● **TASK STATEMENT**
Filter the records below for the word "design". Keep each line that has it.

Dataset rows describing interfaces
▶

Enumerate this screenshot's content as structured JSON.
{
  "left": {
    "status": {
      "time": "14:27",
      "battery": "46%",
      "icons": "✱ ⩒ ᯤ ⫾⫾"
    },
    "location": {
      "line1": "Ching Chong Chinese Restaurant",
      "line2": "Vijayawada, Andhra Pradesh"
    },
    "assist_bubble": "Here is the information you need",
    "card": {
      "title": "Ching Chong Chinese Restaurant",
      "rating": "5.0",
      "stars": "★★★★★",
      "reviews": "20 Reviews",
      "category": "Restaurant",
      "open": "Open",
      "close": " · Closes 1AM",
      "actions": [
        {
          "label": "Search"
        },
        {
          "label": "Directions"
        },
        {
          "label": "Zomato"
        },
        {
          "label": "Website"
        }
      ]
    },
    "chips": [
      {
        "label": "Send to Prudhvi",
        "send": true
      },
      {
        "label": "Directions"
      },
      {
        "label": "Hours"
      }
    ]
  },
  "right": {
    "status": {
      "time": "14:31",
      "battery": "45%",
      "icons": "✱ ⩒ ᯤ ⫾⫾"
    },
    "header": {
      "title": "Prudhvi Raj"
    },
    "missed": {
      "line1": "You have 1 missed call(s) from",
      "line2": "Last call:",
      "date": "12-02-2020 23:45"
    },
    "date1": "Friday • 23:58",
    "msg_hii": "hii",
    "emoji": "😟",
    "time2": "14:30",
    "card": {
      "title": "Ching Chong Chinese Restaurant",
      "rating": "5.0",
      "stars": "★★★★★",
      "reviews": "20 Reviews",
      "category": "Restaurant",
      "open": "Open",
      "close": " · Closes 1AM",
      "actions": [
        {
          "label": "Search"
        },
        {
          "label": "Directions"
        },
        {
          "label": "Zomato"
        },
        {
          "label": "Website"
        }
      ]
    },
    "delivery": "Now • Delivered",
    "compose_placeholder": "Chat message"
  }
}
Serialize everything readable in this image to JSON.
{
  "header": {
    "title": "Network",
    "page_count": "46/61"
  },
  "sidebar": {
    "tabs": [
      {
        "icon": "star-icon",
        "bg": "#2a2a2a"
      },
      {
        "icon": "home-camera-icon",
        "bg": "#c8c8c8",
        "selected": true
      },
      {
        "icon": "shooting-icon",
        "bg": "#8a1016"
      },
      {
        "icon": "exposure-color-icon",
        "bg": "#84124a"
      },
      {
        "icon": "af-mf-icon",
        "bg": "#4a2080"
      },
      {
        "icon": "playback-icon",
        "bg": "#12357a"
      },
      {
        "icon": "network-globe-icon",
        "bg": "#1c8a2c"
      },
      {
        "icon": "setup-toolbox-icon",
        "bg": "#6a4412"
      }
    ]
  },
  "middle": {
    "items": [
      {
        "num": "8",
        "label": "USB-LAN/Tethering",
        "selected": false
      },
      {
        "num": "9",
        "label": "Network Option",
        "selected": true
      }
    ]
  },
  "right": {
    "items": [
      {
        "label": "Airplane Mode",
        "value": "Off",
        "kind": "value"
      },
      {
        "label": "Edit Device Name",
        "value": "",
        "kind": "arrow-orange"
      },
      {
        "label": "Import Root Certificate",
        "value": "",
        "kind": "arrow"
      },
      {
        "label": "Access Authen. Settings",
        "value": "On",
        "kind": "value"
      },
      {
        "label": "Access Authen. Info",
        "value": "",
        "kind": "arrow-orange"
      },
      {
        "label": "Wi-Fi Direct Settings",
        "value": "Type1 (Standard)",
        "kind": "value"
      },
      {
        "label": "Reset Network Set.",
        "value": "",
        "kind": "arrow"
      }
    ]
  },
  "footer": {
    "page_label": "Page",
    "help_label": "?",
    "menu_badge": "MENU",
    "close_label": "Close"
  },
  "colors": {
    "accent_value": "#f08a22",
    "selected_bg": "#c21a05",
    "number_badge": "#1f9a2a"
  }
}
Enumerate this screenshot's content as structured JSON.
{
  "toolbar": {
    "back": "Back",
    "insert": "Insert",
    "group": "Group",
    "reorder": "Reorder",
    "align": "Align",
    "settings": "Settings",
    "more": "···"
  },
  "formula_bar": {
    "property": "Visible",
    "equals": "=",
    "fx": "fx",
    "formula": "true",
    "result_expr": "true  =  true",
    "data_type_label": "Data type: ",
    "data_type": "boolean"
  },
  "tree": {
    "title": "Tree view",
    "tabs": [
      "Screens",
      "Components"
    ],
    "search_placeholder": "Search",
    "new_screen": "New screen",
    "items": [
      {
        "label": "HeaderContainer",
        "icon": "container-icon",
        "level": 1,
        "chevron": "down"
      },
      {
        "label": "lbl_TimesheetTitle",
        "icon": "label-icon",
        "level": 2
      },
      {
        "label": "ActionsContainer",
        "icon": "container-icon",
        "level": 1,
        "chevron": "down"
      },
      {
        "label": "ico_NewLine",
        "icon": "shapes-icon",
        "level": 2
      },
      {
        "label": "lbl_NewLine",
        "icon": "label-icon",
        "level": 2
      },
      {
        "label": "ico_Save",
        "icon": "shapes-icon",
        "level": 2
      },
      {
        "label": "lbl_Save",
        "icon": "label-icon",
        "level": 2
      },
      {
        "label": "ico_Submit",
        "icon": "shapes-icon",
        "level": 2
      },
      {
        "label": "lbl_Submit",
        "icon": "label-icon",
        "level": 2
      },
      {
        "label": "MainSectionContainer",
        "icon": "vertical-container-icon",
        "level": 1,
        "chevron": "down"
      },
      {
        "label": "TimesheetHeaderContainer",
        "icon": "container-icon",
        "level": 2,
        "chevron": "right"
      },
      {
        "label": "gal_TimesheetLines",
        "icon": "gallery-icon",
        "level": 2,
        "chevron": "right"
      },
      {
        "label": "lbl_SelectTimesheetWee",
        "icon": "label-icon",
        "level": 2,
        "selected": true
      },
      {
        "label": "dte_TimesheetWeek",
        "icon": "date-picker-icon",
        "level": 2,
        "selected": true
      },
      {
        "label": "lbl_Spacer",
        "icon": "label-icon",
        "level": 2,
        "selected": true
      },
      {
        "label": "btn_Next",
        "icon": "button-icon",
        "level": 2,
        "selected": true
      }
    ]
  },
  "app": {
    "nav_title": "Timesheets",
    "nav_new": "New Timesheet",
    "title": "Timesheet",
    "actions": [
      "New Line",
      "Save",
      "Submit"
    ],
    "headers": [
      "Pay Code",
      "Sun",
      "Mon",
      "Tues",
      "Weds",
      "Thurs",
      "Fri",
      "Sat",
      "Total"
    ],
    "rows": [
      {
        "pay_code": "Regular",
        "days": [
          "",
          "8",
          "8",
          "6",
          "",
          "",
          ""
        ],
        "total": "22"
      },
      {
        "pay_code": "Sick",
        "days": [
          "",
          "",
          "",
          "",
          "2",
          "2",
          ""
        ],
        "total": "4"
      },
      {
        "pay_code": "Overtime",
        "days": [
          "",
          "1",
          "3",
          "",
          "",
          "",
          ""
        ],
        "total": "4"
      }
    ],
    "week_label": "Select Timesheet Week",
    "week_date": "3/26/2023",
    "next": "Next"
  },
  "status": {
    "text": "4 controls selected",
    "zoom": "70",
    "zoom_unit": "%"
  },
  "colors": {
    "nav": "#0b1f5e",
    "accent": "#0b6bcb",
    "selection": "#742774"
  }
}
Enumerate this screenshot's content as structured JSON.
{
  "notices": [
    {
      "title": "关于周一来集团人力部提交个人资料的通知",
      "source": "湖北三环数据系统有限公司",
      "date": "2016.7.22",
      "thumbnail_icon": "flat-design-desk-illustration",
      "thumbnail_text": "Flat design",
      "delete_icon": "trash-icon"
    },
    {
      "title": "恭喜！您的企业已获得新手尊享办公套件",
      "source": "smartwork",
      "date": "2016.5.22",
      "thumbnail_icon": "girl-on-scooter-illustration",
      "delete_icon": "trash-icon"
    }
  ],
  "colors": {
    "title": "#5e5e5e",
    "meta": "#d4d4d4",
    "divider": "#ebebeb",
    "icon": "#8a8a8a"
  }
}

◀

● **ANSWER SPACE**
      "thumbnail_icon": "flat-design-desk-illustration",
      "thumbnail_text": "Flat design",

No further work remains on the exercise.